Emergency notice


Search within Inside the department1

News item

Students flying high after winning airport design competition

A vision of a sustainable airport that caters to people with disability has helped McCallums Hill Public School secure a major STEM prize.

A picture of five children holding a certificate that says they won the airport design competition

Winners are grinners: The McCallums Hill Public School team from left, Ben, Star, Joshua, Henry and Alex

Budding airport designers from McCallums Hill Public School have won a competition to design Western Sydney International (Nancy-Bird Walton) Airport using Minecraft.

A team of five Year 5 and 6 students from the school’s support unit used the popular digital building block game to come up with their vision for Sydney’s new airport, winning $20,000 to be used for STEM learning resources.

The competition, an initiative of Liverpool City Council, was co-designed by the NSW Department of Education to align with the curriculum. Students from around 40 schools across Western Sydney took part in this year’s competition.

The winning design from McCallums Hill Public School in Roselands focused on sustainability, customer experience and accessibility. It featured an indoor Great Barrier Reef, solar panels and wind power, drought-tolerant trees and automatic cars for people with disability.

Year 5/6 support unit class teacher Ben Spiteri said it was the first time the school had entered the competition and they were “blown away” by their success.

“We’re ecstatic.
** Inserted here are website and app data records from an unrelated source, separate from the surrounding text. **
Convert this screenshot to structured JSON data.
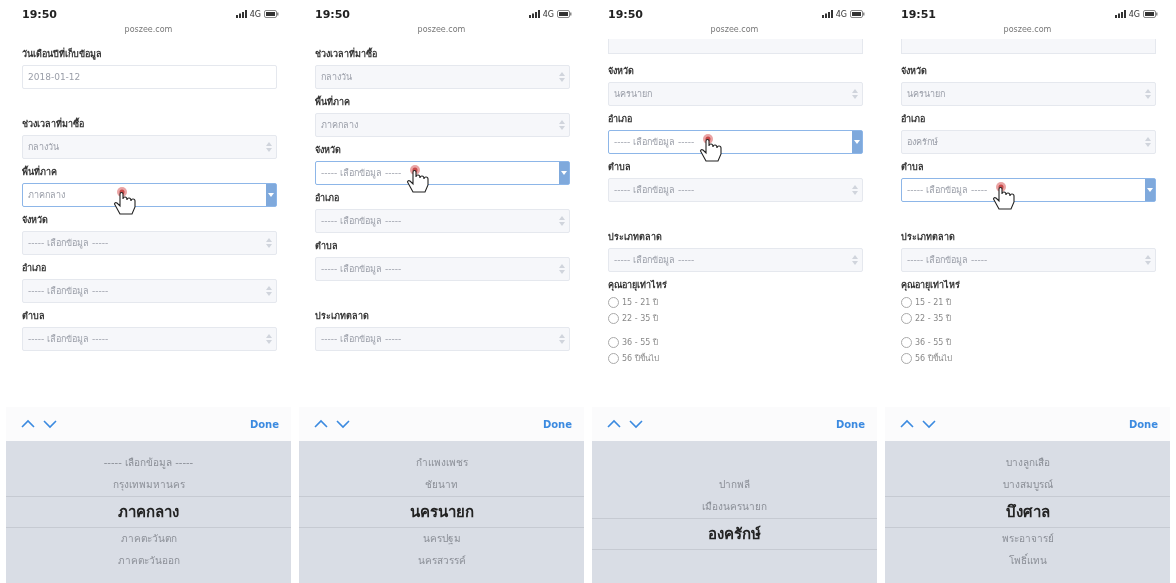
{
  "phones": [
    {
      "time": "19:50",
      "network": "4G",
      "url": "poszee.com",
      "items": [
        {
          "kind": "input",
          "label": "วันเดือนปีที่เก็บข้อมูล",
          "value": "2018-01-12",
          "focused": false
        },
        {
          "kind": "spacer"
        },
        {
          "kind": "select",
          "label": "ช่วงเวลาที่มาซื้อ",
          "value": "กลางวัน",
          "focused": false
        },
        {
          "kind": "select",
          "label": "พื้นที่ภาค",
          "value": "ภาคกลาง",
          "focused": true
        },
        {
          "kind": "select",
          "label": "จังหวัด",
          "value": "----- เลือกข้อมูล -----",
          "focused": false
        },
        {
          "kind": "select",
          "label": "อำเภอ",
          "value": "----- เลือกข้อมูล -----",
          "focused": false
        },
        {
          "kind": "select",
          "label": "ตำบล",
          "value": "----- เลือกข้อมูล -----",
          "focused": false
        }
      ],
      "done": "Done",
      "picker": [
        {
          "text": "----- เลือกข้อมูล -----",
          "selected": false
        },
        {
          "text": "กรุงเทพมหานคร",
          "selected": false
        },
        {
          "text": "ภาคกลาง",
          "selected": true
        },
        {
          "text": "ภาคตะวันตก",
          "selected": false
        },
        {
          "text": "ภาคตะวันออก",
          "selected": false
        }
      ]
    },
    {
      "time": "19:50",
      "network": "4G",
      "url": "poszee.com",
      "items": [
        {
          "kind": "select",
          "label": "ช่วงเวลาที่มาซื้อ",
          "value": "กลางวัน",
          "focused": false
        },
        {
          "kind": "select",
          "label": "พื้นที่ภาค",
          "value": "ภาคกลาง",
          "focused": false
        },
        {
          "kind": "select",
          "label": "จังหวัด",
          "value": "----- เลือกข้อมูล -----",
          "focused": true
        },
        {
          "kind": "select",
          "label": "อำเภอ",
          "value": "----- เลือกข้อมูล -----",
          "focused": false
        },
        {
          "kind": "select",
          "label": "ตำบล",
          "value": "----- เลือกข้อมูล -----",
          "focused": false
        },
        {
          "kind": "spacer"
        },
        {
          "kind": "select",
          "label": "ประเภทตลาด",
          "value": "----- เลือกข้อมูล -----",
          "focused": false
        }
      ],
      "done": "Done",
      "picker": [
        {
          "text": "กำแพงเพชร",
          "selected": false
        },
        {
          "text": "ชัยนาท",
          "selected": false
        },
        {
          "text": "นครนายก",
          "selected": true
        },
        {
          "text": "นครปฐม",
          "selected": false
        },
        {
          "text": "นครสวรรค์",
          "selected": false
        }
      ]
    },
    {
      "time": "19:50",
      "network": "4G",
      "url": "poszee.com",
      "items": [
        {
          "kind": "cut"
        },
        {
          "kind": "select",
          "label": "จังหวัด",
          "value": "นครนายก",
          "focused": false
        },
        {
          "kind": "select",
          "label": "อำเภอ",
          "value": "----- เลือกข้อมูล -----",
          "focused": true
        },
        {
          "kind": "select",
          "label": "ตำบล",
          "value": "----- เลือกข้อมูล -----",
          "focused": false
        },
        {
          "kind": "spacer"
        },
        {
          "kind": "select",
          "label": "ประเภทตลาด",
          "value": "----- เลือกข้อมูล -----",
          "focused": false
        },
        {
          "kind": "radios",
          "label": "คุณอายุเท่าไหร่",
          "options": [
            {
              "text": "15 - 21 ปี",
              "selected": false
            },
            {
              "text": "22 - 35 ปี",
              "selected": false
            },
            {
              "text": "36 - 55 ปี",
              "selected": false
            },
            {
              "text": "56 ปีขึ้นไป",
              "selected": false
            }
          ]
        }
      ],
      "done": "Done",
      "picker": [
        {
          "text": "ปากพลี",
          "selected": false
        },
        {
          "text": "เมืองนครนายก",
          "selected": false
        },
        {
          "text": "องครักษ์",
          "selected": true
        }
      ]
    },
    {
      "time": "19:51",
      "network": "4G",
      "url": "poszee.com",
      "items": [
        {
          "kind": "cut"
        },
        {
          "kind": "select",
          "label": "จังหวัด",
          "value": "นครนายก",
          "focused": false
        },
        {
          "kind": "select",
          "label": "อำเภอ",
          "value": "องครักษ์",
          "focused": false
        },
        {
          "kind": "select",
          "label": "ตำบล",
          "value": "----- เลือกข้อมูล -----",
          "focused": true
        },
        {
          "kind": "spacer"
        },
        {
          "kind": "select",
          "label": "ประเภทตลาด",
          "value": "----- เลือกข้อมูล -----",
          "focused": false
        },
        {
          "kind": "radios",
          "label": "คุณอายุเท่าไหร่",
          "options": [
            {
              "text": "15 - 21 ปี",
              "selected": false
            },
            {
              "text": "22 - 35 ปี",
              "selected": false
            },
            {
              "text": "36 - 55 ปี",
              "selected": false
            },
            {
              "text": "56 ปีขึ้นไป",
              "selected": false
            }
          ]
        }
      ],
      "done": "Done",
      "picker": [
        {
          "text": "บางลูกเสือ",
          "selected": false
        },
        {
          "text": "บางสมบูรณ์",
          "selected": false
        },
        {
          "text": "บึงศาล",
          "selected": true
        },
        {
          "text": "พระอาจารย์",
          "selected": false
        },
        {
          "text": "โพธิ์แทน",
          "selected": false
        }
      ]
    }
  ]
}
It was a really great project to work on and it is so great for the kids to have won,” he said.

The students had worked on their competition entry across Term 2 using it as a STEM project.

The team first surveyed teachers and staff about their views on existing airports and isolated three main problems with current airports, Mr Spiteri said.

These were that airports were boring, often difficult to access and bad for the environment.

Mr Spiteri said the students then worked on finding solutions to those problems, before testing and modifying their design based on feedback from staff and students.

“The students were really focused on the project and worked during class and their lunch hours and really took a design-thinking approach to solving the problem,” he said.

Ingleburn Public School took out third place in the competition with Merrylands East Public School receiving the Encouragement Award.

Western Sydney Airport CEO Graham Millett said competition was strong among the 10 finalist teams from across western Sydney.

“The competition saw students use Minecraft to tackle the same challenge that the Western Sydney Airport team is working on right now – considering passenger experience, sustainability and accessibility to design the best airport possible,” he said.

“Each of the students should be delighted with what they’ve achieved, their designs show creativity and outstanding use of problem-solving skills.”

Liverpool Mayor Wendy Waller said she was proud of the high standard of the competition and the judges had a difficult decision.

“This competition grew out of Liverpool and is reaching all of Western Sydney. We have some of the brightest minds and their ideas for the future are mind blowing,” she said.

Joining Mr Millett on the judging panel was NSW Department of Education Secretary Mark Scott, Western Sydney University Director Master of Teaching (Primary) Dr Katrina Barker, and Atlassian Head of People Operations Andi Breslin.

Share this

Related content

Return to top of page